- Task to complete: Your task is to copy each line in the listing that includes the word "title".

- Material provided:
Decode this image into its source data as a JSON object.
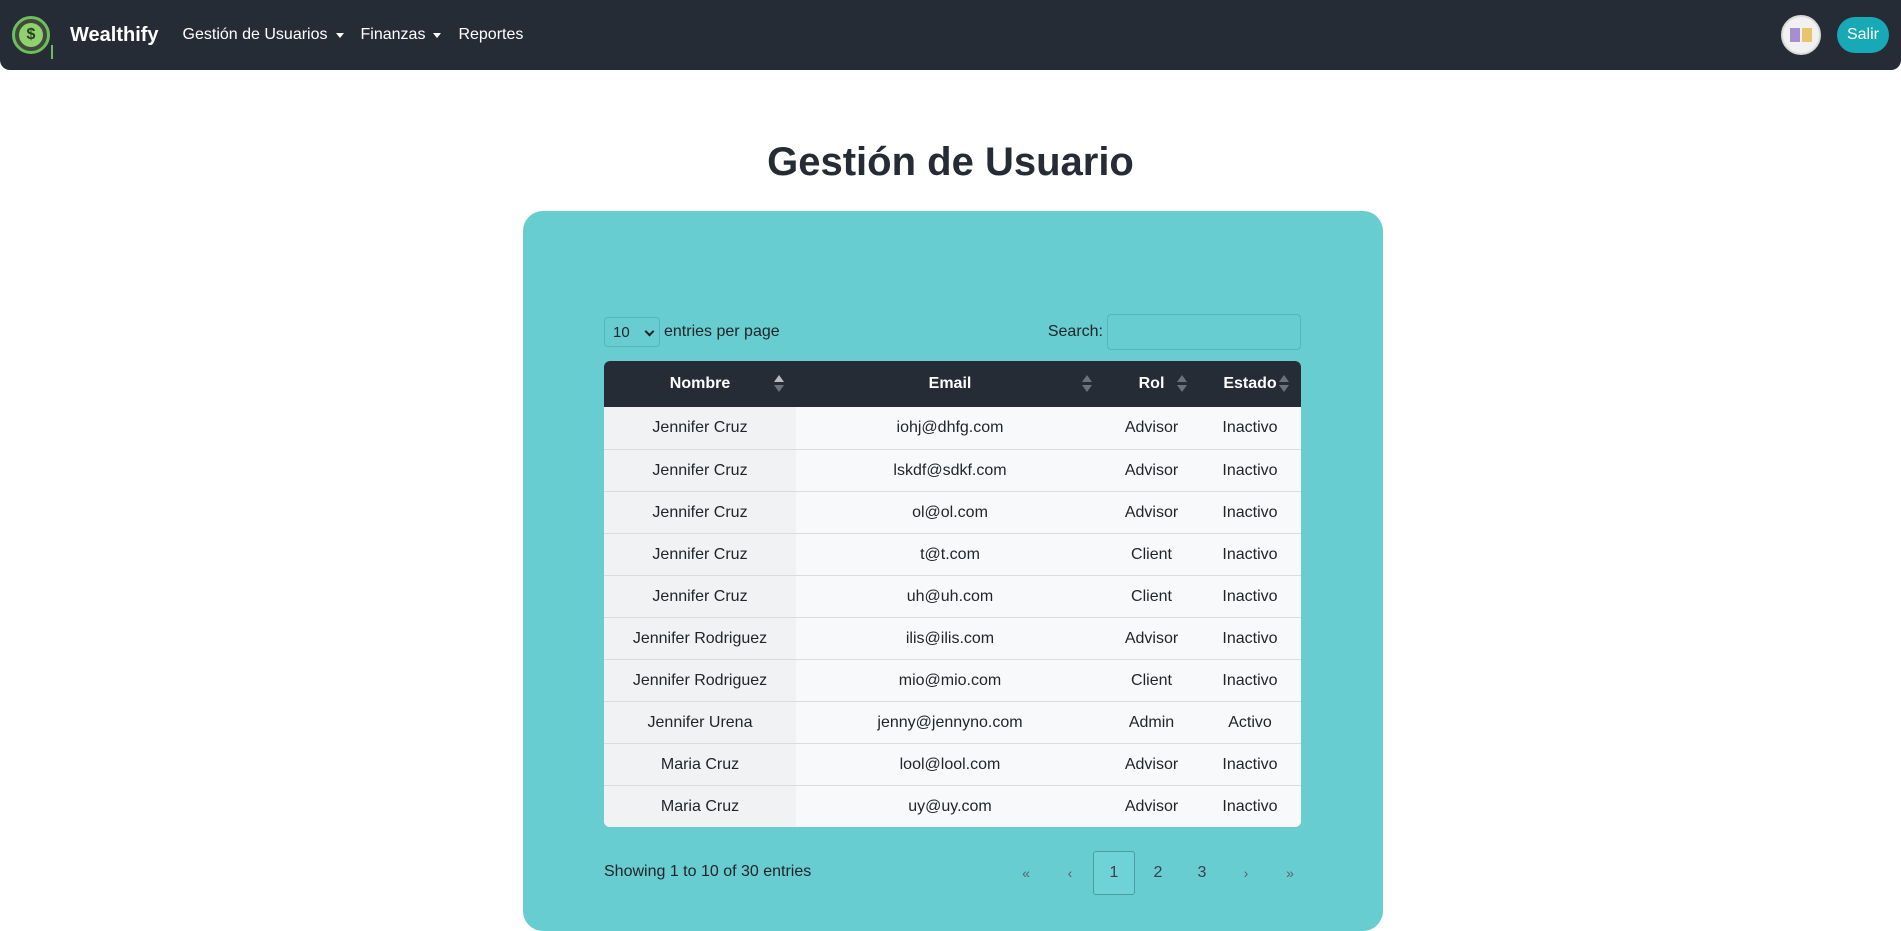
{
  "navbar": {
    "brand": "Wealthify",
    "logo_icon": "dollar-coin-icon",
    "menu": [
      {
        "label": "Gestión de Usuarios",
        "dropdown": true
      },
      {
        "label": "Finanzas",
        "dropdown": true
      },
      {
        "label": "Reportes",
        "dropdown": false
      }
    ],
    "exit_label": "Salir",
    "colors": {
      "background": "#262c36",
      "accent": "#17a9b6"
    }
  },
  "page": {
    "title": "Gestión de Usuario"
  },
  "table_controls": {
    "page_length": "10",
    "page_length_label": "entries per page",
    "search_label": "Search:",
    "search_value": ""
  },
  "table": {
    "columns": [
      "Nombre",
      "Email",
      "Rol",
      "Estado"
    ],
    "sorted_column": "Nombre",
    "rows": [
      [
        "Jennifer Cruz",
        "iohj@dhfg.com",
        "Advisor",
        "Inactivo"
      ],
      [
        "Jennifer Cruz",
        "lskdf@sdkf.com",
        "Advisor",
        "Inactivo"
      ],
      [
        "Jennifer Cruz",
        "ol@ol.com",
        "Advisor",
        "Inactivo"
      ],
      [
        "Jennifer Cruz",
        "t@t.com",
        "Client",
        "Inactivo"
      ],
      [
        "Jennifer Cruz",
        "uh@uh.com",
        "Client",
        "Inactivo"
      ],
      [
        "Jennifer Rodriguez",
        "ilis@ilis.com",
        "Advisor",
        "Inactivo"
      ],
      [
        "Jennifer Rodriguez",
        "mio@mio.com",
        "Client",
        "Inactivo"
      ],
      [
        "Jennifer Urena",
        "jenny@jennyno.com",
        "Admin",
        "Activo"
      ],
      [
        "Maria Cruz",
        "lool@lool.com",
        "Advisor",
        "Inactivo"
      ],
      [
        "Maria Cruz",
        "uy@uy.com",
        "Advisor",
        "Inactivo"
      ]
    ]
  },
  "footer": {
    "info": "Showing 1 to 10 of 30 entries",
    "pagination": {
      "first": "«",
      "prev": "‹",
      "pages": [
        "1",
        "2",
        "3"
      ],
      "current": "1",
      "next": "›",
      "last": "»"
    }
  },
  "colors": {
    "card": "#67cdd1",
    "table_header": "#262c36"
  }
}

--

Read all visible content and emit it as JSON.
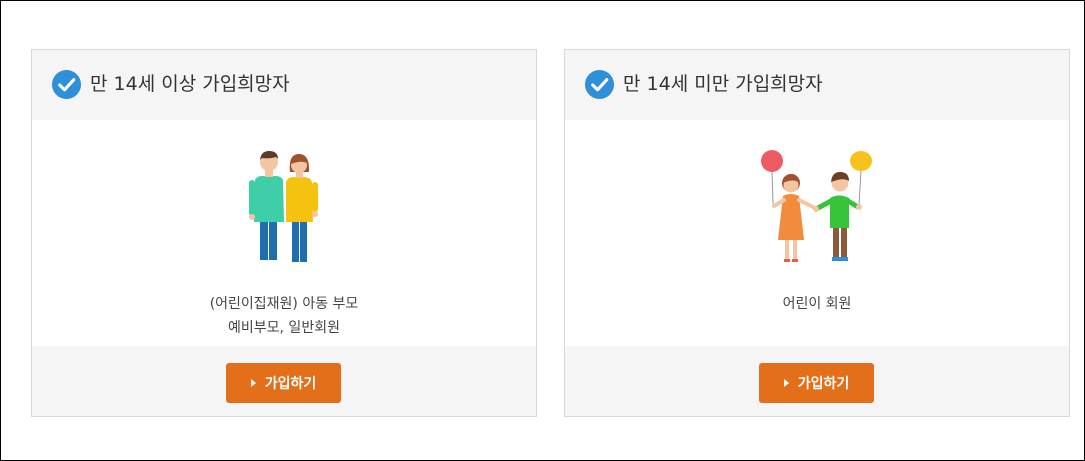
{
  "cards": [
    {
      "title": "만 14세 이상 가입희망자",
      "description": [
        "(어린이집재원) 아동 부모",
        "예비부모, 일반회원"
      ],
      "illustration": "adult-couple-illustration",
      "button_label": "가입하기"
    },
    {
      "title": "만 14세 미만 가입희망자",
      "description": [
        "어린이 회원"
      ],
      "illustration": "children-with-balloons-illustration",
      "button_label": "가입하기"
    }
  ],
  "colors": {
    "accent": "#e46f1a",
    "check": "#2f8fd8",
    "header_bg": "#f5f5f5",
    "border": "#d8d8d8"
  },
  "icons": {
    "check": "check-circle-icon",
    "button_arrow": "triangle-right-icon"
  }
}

- Task result:
    "title": "Gestión de Usuario"
      "title": "만 14세 이상 가입희망자",
      "title": "만 14세 미만 가입희망자",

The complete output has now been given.